─── Task data ───

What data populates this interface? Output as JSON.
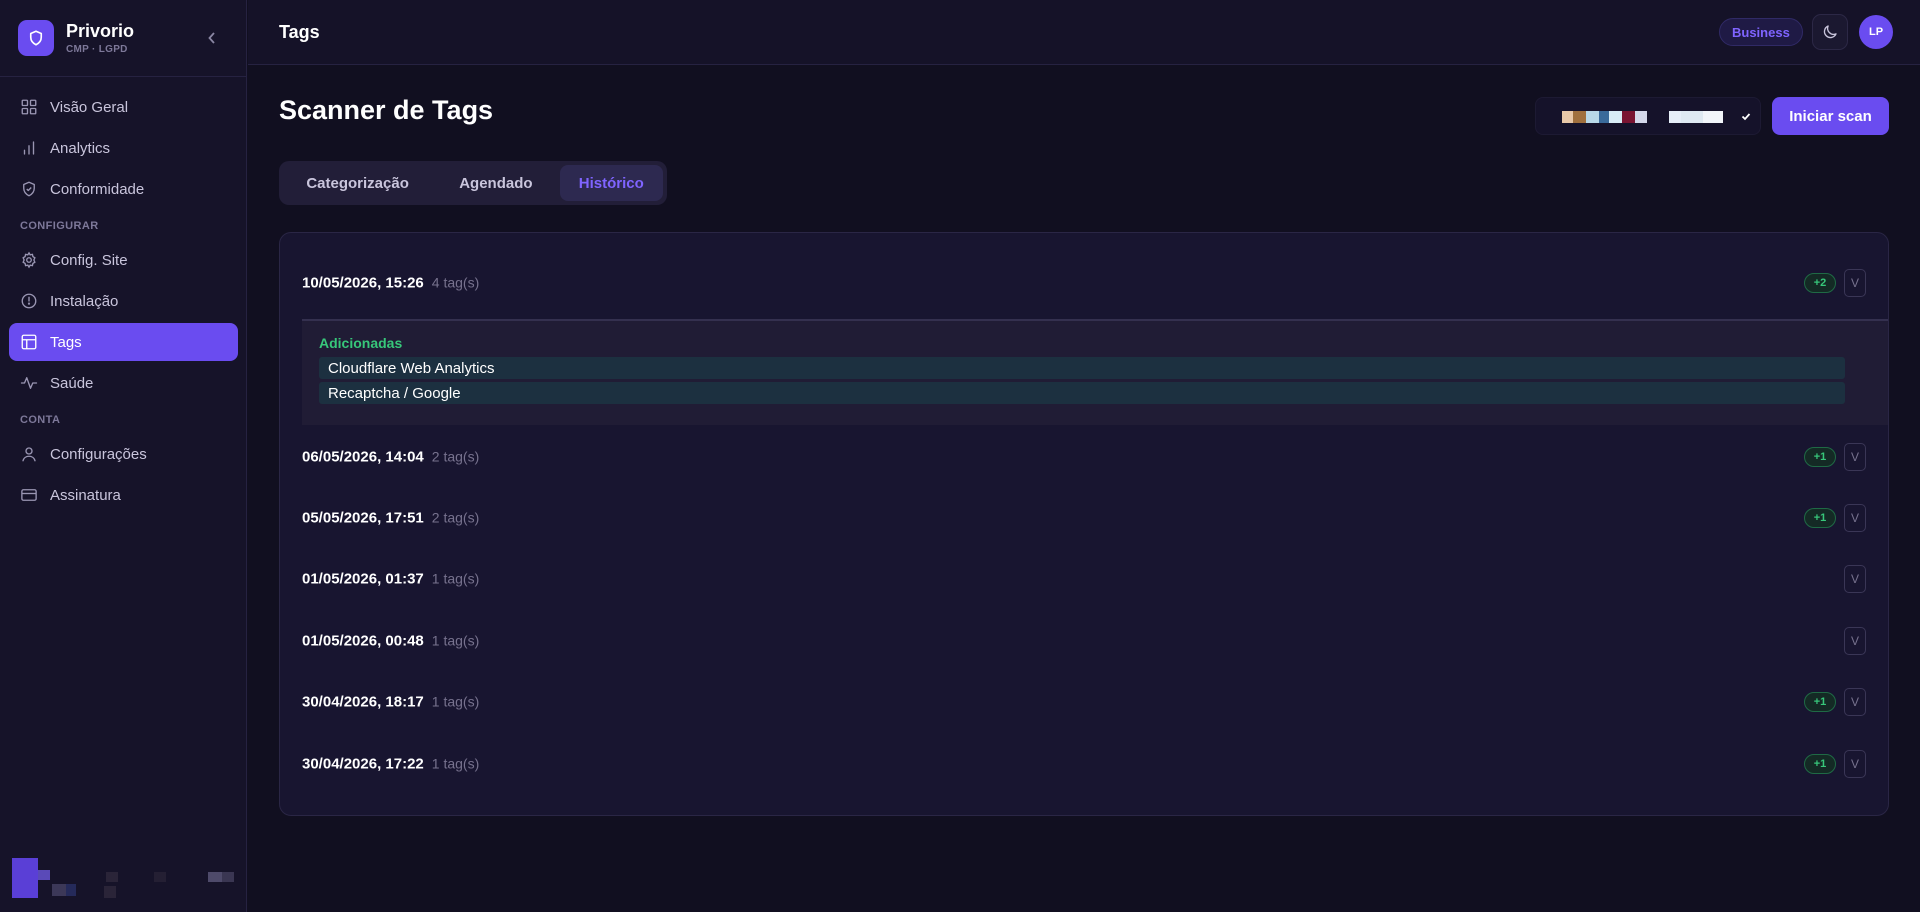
{
  "brand": {
    "name": "Privorio",
    "subtitle": "CMP · LGPD"
  },
  "sidebar": {
    "items_top": [
      {
        "label": "Visão Geral",
        "icon": "grid-icon"
      },
      {
        "label": "Analytics",
        "icon": "bar-chart-icon"
      },
      {
        "label": "Conformidade",
        "icon": "shield-check-icon"
      }
    ],
    "section_configurar": "CONFIGURAR",
    "items_configurar": [
      {
        "label": "Config. Site",
        "icon": "gear-icon"
      },
      {
        "label": "Instalação",
        "icon": "install-icon"
      },
      {
        "label": "Tags",
        "icon": "table-icon",
        "active": true
      },
      {
        "label": "Saúde",
        "icon": "pulse-icon"
      }
    ],
    "section_conta": "CONTA",
    "items_conta": [
      {
        "label": "Configurações",
        "icon": "user-icon"
      },
      {
        "label": "Assinatura",
        "icon": "credit-card-icon"
      }
    ]
  },
  "topbar": {
    "title": "Tags",
    "plan": "Business",
    "avatar_initials": "LP"
  },
  "page": {
    "title": "Scanner de Tags",
    "scan_button": "Iniciar scan",
    "tabs": [
      "Categorização",
      "Agendado",
      "Histórico"
    ],
    "active_tab": "Histórico"
  },
  "history": [
    {
      "date": "10/05/2026, 15:26",
      "count": "4 tag(s)",
      "delta": "+2",
      "toggle": "V",
      "expanded": true
    },
    {
      "date": "06/05/2026, 14:04",
      "count": "2 tag(s)",
      "delta": "+1",
      "toggle": "V"
    },
    {
      "date": "05/05/2026, 17:51",
      "count": "2 tag(s)",
      "delta": "+1",
      "toggle": "V"
    },
    {
      "date": "01/05/2026, 01:37",
      "count": "1 tag(s)",
      "delta": "",
      "toggle": "V"
    },
    {
      "date": "01/05/2026, 00:48",
      "count": "1 tag(s)",
      "delta": "",
      "toggle": "V"
    },
    {
      "date": "30/04/2026, 18:17",
      "count": "1 tag(s)",
      "delta": "+1",
      "toggle": "V"
    },
    {
      "date": "30/04/2026, 17:22",
      "count": "1 tag(s)",
      "delta": "+1",
      "toggle": "V"
    }
  ],
  "expanded_detail": {
    "label": "Adicionadas",
    "tags": [
      "Cloudflare Web Analytics",
      "Recaptcha / Google"
    ]
  },
  "colors": {
    "accent": "#6a4cf0",
    "accent_text": "#7f64ff",
    "success": "#37c77a",
    "background": "#110f20",
    "sidebar": "#161329",
    "card": "#181530"
  }
}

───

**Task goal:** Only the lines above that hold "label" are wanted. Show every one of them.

**Exercise response:**
        "label": "Visão Geral",
        "label": "Analytics",
        "label": "Conformidade",
        "label": "Config. Site",
        "label": "Instalação",
        "label": "Tags",
        "label": "Saúde",
        "label": "Configurações",
        "label": "Assinatura",
    "label": "Adicionadas",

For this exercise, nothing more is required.